Wednesday, January 17, 2007

hot and cold

Things are pretty quiet around here culture-wise, given the lack of college students (and perhaps the long-awaited onset of winter weather). So perhaps I can be forgiven for my lack of posting. But I have been thinking about art-criticism in the abstract, raising some questions that ought to be of practical relevance to my own activity as a semi-serious art-critic and blogger. So I'd like to initiate a series of posts on the subject.

A while back, I had a brief exchange with Franklin of, who announced that he was quitting art-criticism, in large part because of its perceived incompatibility with being an artist. As he wrote, "They're contradictory exercises, professionally and temperamentally." In response to my request for clarification, he responded:
Petty hatreds and unjustifiable loves that are unbecoming in a critic are a necessary part of an artist's inclinations.
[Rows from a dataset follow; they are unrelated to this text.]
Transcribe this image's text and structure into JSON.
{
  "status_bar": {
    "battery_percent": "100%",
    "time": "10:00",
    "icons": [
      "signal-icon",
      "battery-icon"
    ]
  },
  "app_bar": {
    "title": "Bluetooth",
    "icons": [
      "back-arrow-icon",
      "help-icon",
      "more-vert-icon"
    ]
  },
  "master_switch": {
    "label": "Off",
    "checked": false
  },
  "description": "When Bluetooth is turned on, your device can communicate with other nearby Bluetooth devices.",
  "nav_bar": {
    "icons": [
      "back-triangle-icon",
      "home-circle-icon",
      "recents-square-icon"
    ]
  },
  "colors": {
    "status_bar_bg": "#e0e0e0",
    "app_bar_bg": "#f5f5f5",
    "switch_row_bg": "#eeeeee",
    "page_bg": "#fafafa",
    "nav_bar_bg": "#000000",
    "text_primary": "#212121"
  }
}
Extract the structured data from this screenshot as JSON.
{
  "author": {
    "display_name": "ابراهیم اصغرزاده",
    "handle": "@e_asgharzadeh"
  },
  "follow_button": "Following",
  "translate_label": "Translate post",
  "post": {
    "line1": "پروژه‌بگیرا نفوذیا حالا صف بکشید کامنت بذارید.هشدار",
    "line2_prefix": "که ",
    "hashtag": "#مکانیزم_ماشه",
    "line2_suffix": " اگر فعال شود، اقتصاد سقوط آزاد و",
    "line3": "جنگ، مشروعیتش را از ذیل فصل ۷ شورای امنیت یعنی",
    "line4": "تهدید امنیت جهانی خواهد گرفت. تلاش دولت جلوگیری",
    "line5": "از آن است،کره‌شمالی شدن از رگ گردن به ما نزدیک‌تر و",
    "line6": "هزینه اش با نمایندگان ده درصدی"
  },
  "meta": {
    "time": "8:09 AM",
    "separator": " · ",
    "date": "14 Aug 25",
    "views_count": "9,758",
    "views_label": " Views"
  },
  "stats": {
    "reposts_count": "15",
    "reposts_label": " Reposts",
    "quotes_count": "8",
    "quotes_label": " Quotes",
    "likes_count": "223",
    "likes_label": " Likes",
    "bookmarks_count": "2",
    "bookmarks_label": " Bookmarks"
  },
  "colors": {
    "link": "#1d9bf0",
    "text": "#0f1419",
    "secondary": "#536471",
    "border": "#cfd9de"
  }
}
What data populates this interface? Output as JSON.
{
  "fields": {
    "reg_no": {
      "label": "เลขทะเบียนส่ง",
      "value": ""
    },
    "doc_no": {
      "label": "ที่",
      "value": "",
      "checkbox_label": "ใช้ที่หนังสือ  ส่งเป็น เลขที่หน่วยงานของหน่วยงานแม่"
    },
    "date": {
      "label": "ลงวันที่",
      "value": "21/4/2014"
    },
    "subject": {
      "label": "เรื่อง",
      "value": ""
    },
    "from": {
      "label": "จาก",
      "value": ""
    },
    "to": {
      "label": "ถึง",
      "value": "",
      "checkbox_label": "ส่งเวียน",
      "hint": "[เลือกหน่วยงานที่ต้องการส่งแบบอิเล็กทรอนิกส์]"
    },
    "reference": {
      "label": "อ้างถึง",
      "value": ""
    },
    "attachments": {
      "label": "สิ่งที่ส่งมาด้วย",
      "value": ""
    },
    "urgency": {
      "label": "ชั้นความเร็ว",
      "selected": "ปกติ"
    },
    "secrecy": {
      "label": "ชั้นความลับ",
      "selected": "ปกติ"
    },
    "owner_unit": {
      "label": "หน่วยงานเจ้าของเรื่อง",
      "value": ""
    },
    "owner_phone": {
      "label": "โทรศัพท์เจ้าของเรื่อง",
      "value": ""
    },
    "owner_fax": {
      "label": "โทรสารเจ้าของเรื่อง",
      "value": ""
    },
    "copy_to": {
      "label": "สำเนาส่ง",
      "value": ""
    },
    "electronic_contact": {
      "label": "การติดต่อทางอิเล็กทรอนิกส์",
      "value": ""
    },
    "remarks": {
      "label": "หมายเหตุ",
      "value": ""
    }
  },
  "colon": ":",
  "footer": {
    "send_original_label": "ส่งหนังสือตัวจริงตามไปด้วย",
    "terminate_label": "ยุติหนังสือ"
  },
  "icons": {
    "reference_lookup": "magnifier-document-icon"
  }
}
I'll continue to criticize to the extent that it helps me think about art, but I am stepping out of the role of capital-C Critic, and the title's implications of fair-mindedness and responsibility. I relinquish efforts to make my writing strive for either. As a critic, that wouldn't be right. As an artist, it's fine.
This seems like a reasonable position and it appears to be widespread conventional wisdom. Yet I had some reservations, and so I responded:
I think they're unbecoming if you put them up front and in the center. Indeed, a Critic should strive to be open-minded and go beyond idiosyncratic likes and dislikes. But it also seems disingenuous to me to pretend that criticism is a wholly neutral, disinterested affair. The critic is a judge, but also somebody who takes genuine pleasure (or displeasure) in artworks, just like anybody else. So it seems like there should be a middle ground, a way of letting two voices speak.
I have little to add to this impromptu "theory" at the moment, but I would like to illustrate what I take to
be the difference between an enthusiastic review and a cool-headed, dispassionate one. For the former category, I'll submit for your attention this piece I wrote about Boston painter (and former teacher of mine) Gerry Bergstein. For the latter, here is a piece I wrote about recently deceased Ithaca painter John Hartell. Both are nominally "positive" reviews, with regards to most of the work, if not to certain curatorial decisions. Both contain level-headed analysis and interpretation. But I think something of my differing enthusiasms comes through in the writing.

As one of only a handful of local individuals writing criticism of the visual arts, I believe that it is my ethical responsibility to cover as wide a variety of subjects as I am competent to cover. (In my newspaper writing, not so much in my blogging.) And I believe that it is important to be fair and balanced in doing so. But to try and repress my "
petty hatreds and unjustifiable loves" entirely suggests to me an alienated approach to arts, one foreign not just to most artists, but to most amateur enthusiasts. Actually, I am willing to repress the hatreds; the loves however should be allowed to bubble to the surface once in a while. At least that's the idea.

I'd appreciate hearing others' thoughts on the matter, particularly those of other big C Critics.

See also a related post by local poet Joshua Corey, including (popup) comments by me and others.

Also posted at Art and Perception.



Anonymous Anonymous said...

Literary criticism is full of petty hatreds, but no one gets too upset about any of them. Why do you think critical disinterest is so prized in the visual arts?


5:26 PM  
Blogger arthur said...

Thats a very good question, and not one that I'm particularly qualified to answer. It may have to do with the extreme open-endedness of contemporary art and the attendant pluralism of taste. Perhaps people value (over-value?) disinterest as a kind of corrective.

7:21 PM  
Anonymous Anonymous said...

As acorrective to pluralism?

9:10 PM  
Blogger arthur said...

Perhaps, but I meant more as a corrective to the general confusion caused by pluralism.

9:12 PM  
Anonymous Anonymous said...

This is a really pressing subject Arthur. It has come up quite a bit in the blogosphere recently - Do you mind if I back things up here and ask you another question?

What do you think would be the impact on this pluralism of taste you've mentioned if artists were to stop speaking honestly - openly about art? How would it be corrected? Just by having one less voice in the room?

8:25 AM  
Blogger arthur said...

Its difficult for me to imagine that artists would stop talking honestly and openly about art. Things might either shift towards a complete free for all relativism or towards a situation in which everybody has to be judged by the same narrow standards. Either way would be a shame.

10:44 AM  
Anonymous Anonymous said...

Thanks for the interesting post, Arthur. I hope Franklin returns to writing about art if he gets the urge.

12:56 PM  

Post a Comment

<< Home